■ **Prompt**: Reproduce the records. Keep every word exact and include no images.

** Extracted entries follows **

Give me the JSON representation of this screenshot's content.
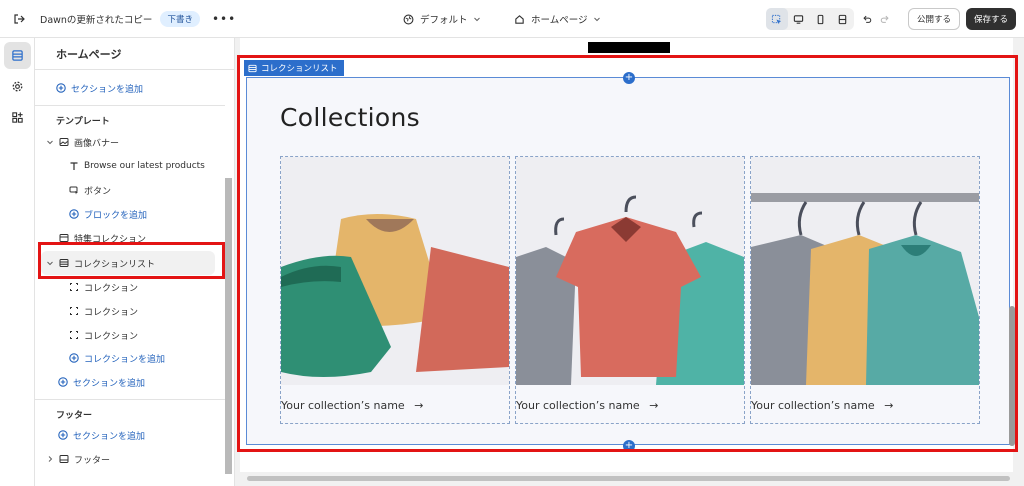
{
  "topbar": {
    "theme_name": "Dawnの更新されたコピー",
    "status_badge": "下書き",
    "more": "•••",
    "theme_selector": "デフォルト",
    "page_selector": "ホームページ",
    "publish_label": "公開する",
    "save_label": "保存する"
  },
  "sidebar": {
    "title": "ホームページ",
    "add_section_top": "セクションを追加",
    "template_heading": "テンプレート",
    "image_banner": "画像バナー",
    "banner_text": "Browse our latest products",
    "banner_button": "ボタン",
    "add_block": "ブロックを追加",
    "featured_collection": "特集コレクション",
    "collection_list": "コレクションリスト",
    "collection_items": [
      "コレクション",
      "コレクション",
      "コレクション"
    ],
    "add_collection": "コレクションを追加",
    "add_section_template": "セクションを追加",
    "footer_heading": "フッター",
    "add_section_footer": "セクションを追加",
    "footer_item": "フッター"
  },
  "preview": {
    "section_label": "コレクションリスト",
    "heading": "Collections",
    "cards": [
      {
        "name": "Your collection’s name",
        "arrow": "→"
      },
      {
        "name": "Your collection’s name",
        "arrow": "→"
      },
      {
        "name": "Your collection’s name",
        "arrow": "→"
      }
    ]
  },
  "colors": {
    "accent": "#2c6ecb",
    "highlight": "#e31414",
    "link": "#2463bc"
  }
}
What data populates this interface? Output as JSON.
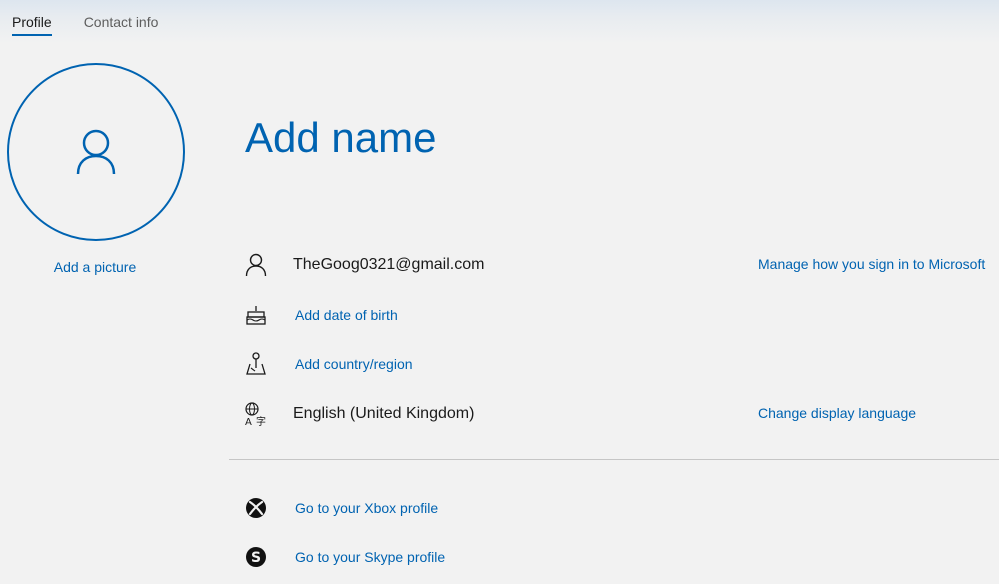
{
  "tabs": [
    {
      "label": "Profile",
      "active": true
    },
    {
      "label": "Contact info",
      "active": false
    }
  ],
  "avatar": {
    "add_picture_label": "Add a picture"
  },
  "profile": {
    "name_placeholder": "Add name",
    "email": "TheGoog0321@gmail.com",
    "manage_signin_label": "Manage how you sign in to Microsoft",
    "birth_label": "Add date of birth",
    "country_label": "Add country/region",
    "language": "English (United Kingdom)",
    "change_language_label": "Change display language"
  },
  "links": {
    "xbox_label": "Go to your Xbox profile",
    "skype_label": "Go to your Skype profile"
  },
  "icons": {
    "email": "person-icon",
    "birth": "cake-icon",
    "country": "map-pin-icon",
    "language": "language-icon",
    "xbox": "xbox-icon",
    "skype": "skype-icon"
  },
  "colors": {
    "accent": "#0063b1",
    "background": "#f2f2f2",
    "text": "#1a1a1a"
  }
}
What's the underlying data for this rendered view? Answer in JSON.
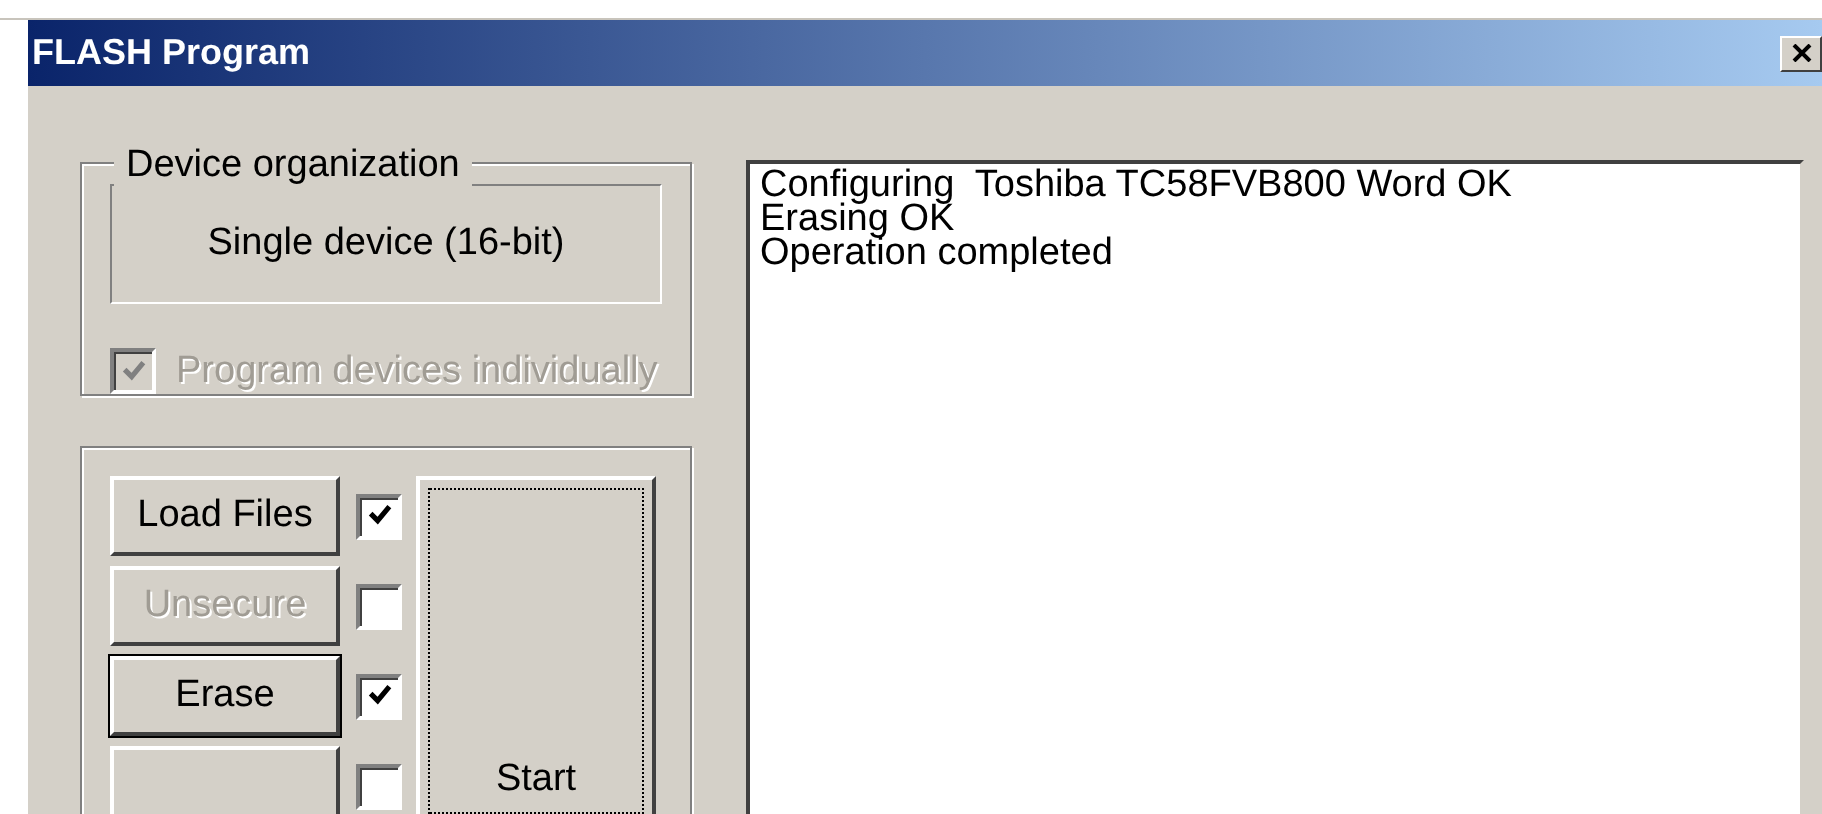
{
  "window": {
    "title": "FLASH Program"
  },
  "device_organization": {
    "title": "Device organization",
    "value": "Single device (16-bit)",
    "option": {
      "label": "Program devices individually",
      "checked": true,
      "disabled": true
    }
  },
  "steps": [
    {
      "label": "Load Files",
      "disabled": false,
      "default": false,
      "checked": true
    },
    {
      "label": "Unsecure",
      "disabled": true,
      "default": false,
      "checked": false
    },
    {
      "label": "Erase",
      "disabled": false,
      "default": true,
      "checked": true
    },
    {
      "checked": false
    }
  ],
  "start_button": {
    "label": "Start",
    "focused": true
  },
  "log": [
    "Configuring  Toshiba TC58FVB800 Word OK",
    "Erasing OK",
    "Operation completed"
  ]
}
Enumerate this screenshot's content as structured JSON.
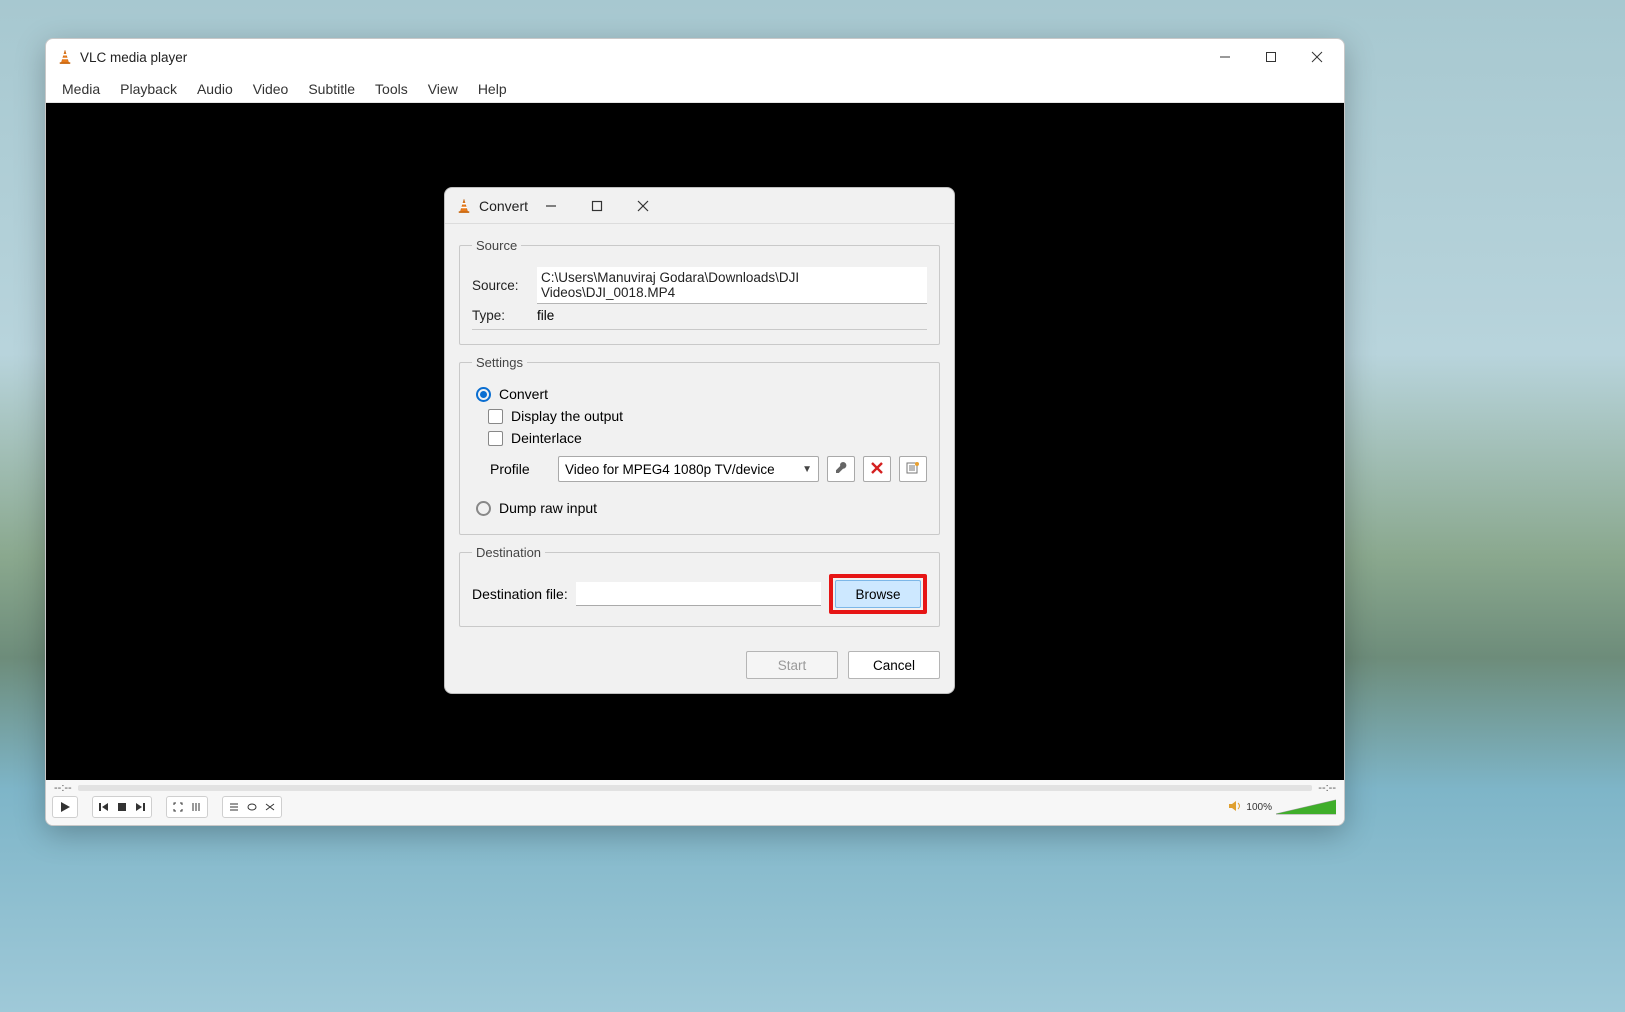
{
  "main": {
    "app_title": "VLC media player",
    "menu": [
      "Media",
      "Playback",
      "Audio",
      "Video",
      "Subtitle",
      "Tools",
      "View",
      "Help"
    ],
    "time_left": "--:--",
    "time_right": "--:--",
    "volume_label": "100%"
  },
  "dialog": {
    "title": "Convert",
    "source": {
      "legend": "Source",
      "source_label": "Source:",
      "source_value": "C:\\Users\\Manuviraj Godara\\Downloads\\DJI Videos\\DJI_0018.MP4",
      "type_label": "Type:",
      "type_value": "file"
    },
    "settings": {
      "legend": "Settings",
      "convert_label": "Convert",
      "display_output_label": "Display the output",
      "deinterlace_label": "Deinterlace",
      "profile_label": "Profile",
      "profile_value": "Video for MPEG4 1080p TV/device",
      "dump_label": "Dump raw input"
    },
    "destination": {
      "legend": "Destination",
      "dest_label": "Destination file:",
      "browse_label": "Browse"
    },
    "buttons": {
      "start": "Start",
      "cancel": "Cancel"
    }
  }
}
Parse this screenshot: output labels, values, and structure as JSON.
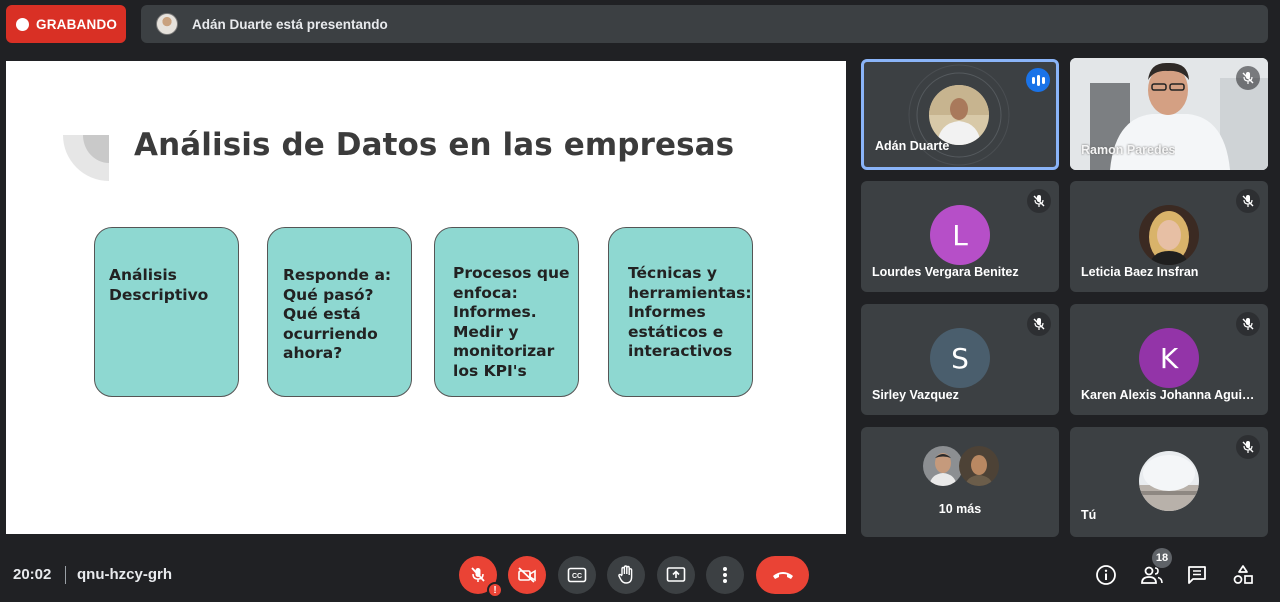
{
  "topbar": {
    "recording_label": "GRABANDO",
    "presenting_text": "Adán Duarte está presentando"
  },
  "slide": {
    "title": "Análisis de Datos en las empresas",
    "boxes": [
      {
        "text": "Análisis\nDescriptivo"
      },
      {
        "text": "Responde a:\nQué pasó?\nQué está\nocurriendo\nahora?"
      },
      {
        "text": "Procesos que\nenfoca:\nInformes.\nMedir y\nmonitorizar\nlos KPI's"
      },
      {
        "text": "Técnicas y\nherramientas:\nInformes\nestáticos e\ninteractivos"
      }
    ],
    "colors": {
      "box_fill": "#8ed8d1",
      "title": "#3b3b3b"
    }
  },
  "participants": [
    {
      "name": "Adán Duarte",
      "speaking": true,
      "muted": false
    },
    {
      "name": "Ramon Paredes",
      "muted": true
    },
    {
      "name": "Lourdes Vergara Benitez",
      "initial": "L",
      "avatar_color": "#b64fc8",
      "muted": true
    },
    {
      "name": "Leticia Baez Insfran",
      "muted": true
    },
    {
      "name": "Sirley Vazquez",
      "initial": "S",
      "avatar_color": "#4a5e6d",
      "muted": true
    },
    {
      "name": "Karen Alexis Johanna Aguilar",
      "initial": "K",
      "avatar_color": "#9334a8",
      "muted": true
    },
    {
      "name": "10 más"
    },
    {
      "name": "Tú",
      "muted": true
    }
  ],
  "bottombar": {
    "time": "20:02",
    "meeting_code": "qnu-hzcy-grh",
    "people_count": "18",
    "mic_warning": "!",
    "controls": [
      "mic-off-icon",
      "camera-off-icon",
      "captions-icon",
      "raise-hand-icon",
      "present-screen-icon",
      "more-options-icon",
      "end-call-icon"
    ],
    "right_icons": [
      "info-icon",
      "people-icon",
      "chat-icon",
      "activities-icon"
    ]
  },
  "colors": {
    "accent": "#8ab4f8",
    "danger": "#ea4335",
    "tile": "#3c4043",
    "background": "#202124"
  }
}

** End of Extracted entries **

■ **Exercise solution**:
Give me the JSON representation of this screenshot's content.
{
  "topbar": {
    "theme_name": "Dawnの更新されたコピー",
    "status_badge": "下書き",
    "more": "•••",
    "theme_selector": "デフォルト",
    "page_selector": "ホームページ",
    "publish_label": "公開する",
    "save_label": "保存する"
  },
  "sidebar": {
    "title": "ホームページ",
    "add_section_top": "セクションを追加",
    "template_heading": "テンプレート",
    "image_banner": "画像バナー",
    "banner_text": "Browse our latest products",
    "banner_button": "ボタン",
    "add_block": "ブロックを追加",
    "featured_collection": "特集コレクション",
    "collection_list": "コレクションリスト",
    "collection_items": [
      "コレクション",
      "コレクション",
      "コレクション"
    ],
    "add_collection": "コレクションを追加",
    "add_section_template": "セクションを追加",
    "footer_heading": "フッター",
    "add_section_footer": "セクションを追加",
    "footer_item": "フッター"
  },
  "preview": {
    "section_label": "コレクションリスト",
    "heading": "Collections",
    "cards": [
      {
        "name": "Your collection’s name",
        "arrow": "→"
      },
      {
        "name": "Your collection’s name",
        "arrow": "→"
      },
      {
        "name": "Your collection’s name",
        "arrow": "→"
      }
    ]
  },
  "colors": {
    "accent": "#2c6ecb",
    "highlight": "#e31414",
    "link": "#2463bc"
  }
}
What data populates this interface? Output as JSON.
{
  "tabs": [
    {
      "label": "Profile",
      "active": true
    },
    {
      "label": "Contact info",
      "active": false
    }
  ],
  "avatar": {
    "add_picture_label": "Add a picture"
  },
  "profile": {
    "name_placeholder": "Add name",
    "email": "TheGoog0321@gmail.com",
    "manage_signin_label": "Manage how you sign in to Microsoft",
    "birth_label": "Add date of birth",
    "country_label": "Add country/region",
    "language": "English (United Kingdom)",
    "change_language_label": "Change display language"
  },
  "links": {
    "xbox_label": "Go to your Xbox profile",
    "skype_label": "Go to your Skype profile"
  },
  "icons": {
    "email": "person-icon",
    "birth": "cake-icon",
    "country": "map-pin-icon",
    "language": "language-icon",
    "xbox": "xbox-icon",
    "skype": "skype-icon"
  },
  "colors": {
    "accent": "#0063b1",
    "background": "#f2f2f2",
    "text": "#1a1a1a"
  }
}
What's the underlying data for this rendered view? Answer in JSON.
{
  "window": {
    "title": "FLASH Program"
  },
  "device_organization": {
    "title": "Device organization",
    "value": "Single device (16-bit)",
    "option": {
      "label": "Program devices individually",
      "checked": true,
      "disabled": true
    }
  },
  "steps": [
    {
      "label": "Load Files",
      "disabled": false,
      "default": false,
      "checked": true
    },
    {
      "label": "Unsecure",
      "disabled": true,
      "default": false,
      "checked": false
    },
    {
      "label": "Erase",
      "disabled": false,
      "default": true,
      "checked": true
    },
    {
      "checked": false
    }
  ],
  "start_button": {
    "label": "Start",
    "focused": true
  },
  "log": [
    "Configuring  Toshiba TC58FVB800 Word OK",
    "Erasing OK",
    "Operation completed"
  ]
}
Enumerate this screenshot's content as structured JSON.
{
  "main": {
    "app_title": "VLC media player",
    "menu": [
      "Media",
      "Playback",
      "Audio",
      "Video",
      "Subtitle",
      "Tools",
      "View",
      "Help"
    ],
    "time_left": "--:--",
    "time_right": "--:--",
    "volume_label": "100%"
  },
  "dialog": {
    "title": "Convert",
    "source": {
      "legend": "Source",
      "source_label": "Source:",
      "source_value": "C:\\Users\\Manuviraj Godara\\Downloads\\DJI Videos\\DJI_0018.MP4",
      "type_label": "Type:",
      "type_value": "file"
    },
    "settings": {
      "legend": "Settings",
      "convert_label": "Convert",
      "display_output_label": "Display the output",
      "deinterlace_label": "Deinterlace",
      "profile_label": "Profile",
      "profile_value": "Video for MPEG4 1080p TV/device",
      "dump_label": "Dump raw input"
    },
    "destination": {
      "legend": "Destination",
      "dest_label": "Destination file:",
      "browse_label": "Browse"
    },
    "buttons": {
      "start": "Start",
      "cancel": "Cancel"
    }
  }
}
Parse this screenshot: output labels, values, and structure as JSON.
{
  "topbar": {
    "recording_label": "GRABANDO",
    "presenting_text": "Adán Duarte está presentando"
  },
  "slide": {
    "title": "Análisis de Datos en las empresas",
    "boxes": [
      {
        "text": "Análisis\nDescriptivo"
      },
      {
        "text": "Responde a:\nQué pasó?\nQué está\nocurriendo\nahora?"
      },
      {
        "text": "Procesos que\nenfoca:\nInformes.\nMedir y\nmonitorizar\nlos KPI's"
      },
      {
        "text": "Técnicas y\nherramientas:\nInformes\nestáticos e\ninteractivos"
      }
    ],
    "colors": {
      "box_fill": "#8ed8d1",
      "title": "#3b3b3b"
    }
  },
  "participants": [
    {
      "name": "Adán Duarte",
      "speaking": true,
      "muted": false
    },
    {
      "name": "Ramon Paredes",
      "muted": true
    },
    {
      "name": "Lourdes Vergara Benitez",
      "initial": "L",
      "avatar_color": "#b64fc8",
      "muted": true
    },
    {
      "name": "Leticia Baez Insfran",
      "muted": true
    },
    {
      "name": "Sirley Vazquez",
      "initial": "S",
      "avatar_color": "#4a5e6d",
      "muted": true
    },
    {
      "name": "Karen Alexis Johanna Aguilar",
      "initial": "K",
      "avatar_color": "#9334a8",
      "muted": true
    },
    {
      "name": "10 más"
    },
    {
      "name": "Tú",
      "muted": true
    }
  ],
  "bottombar": {
    "time": "20:02",
    "meeting_code": "qnu-hzcy-grh",
    "people_count": "18",
    "mic_warning": "!",
    "controls": [
      "mic-off-icon",
      "camera-off-icon",
      "captions-icon",
      "raise-hand-icon",
      "present-screen-icon",
      "more-options-icon",
      "end-call-icon"
    ],
    "right_icons": [
      "info-icon",
      "people-icon",
      "chat-icon",
      "activities-icon"
    ]
  },
  "colors": {
    "accent": "#8ab4f8",
    "danger": "#ea4335",
    "tile": "#3c4043",
    "background": "#202124"
  }
}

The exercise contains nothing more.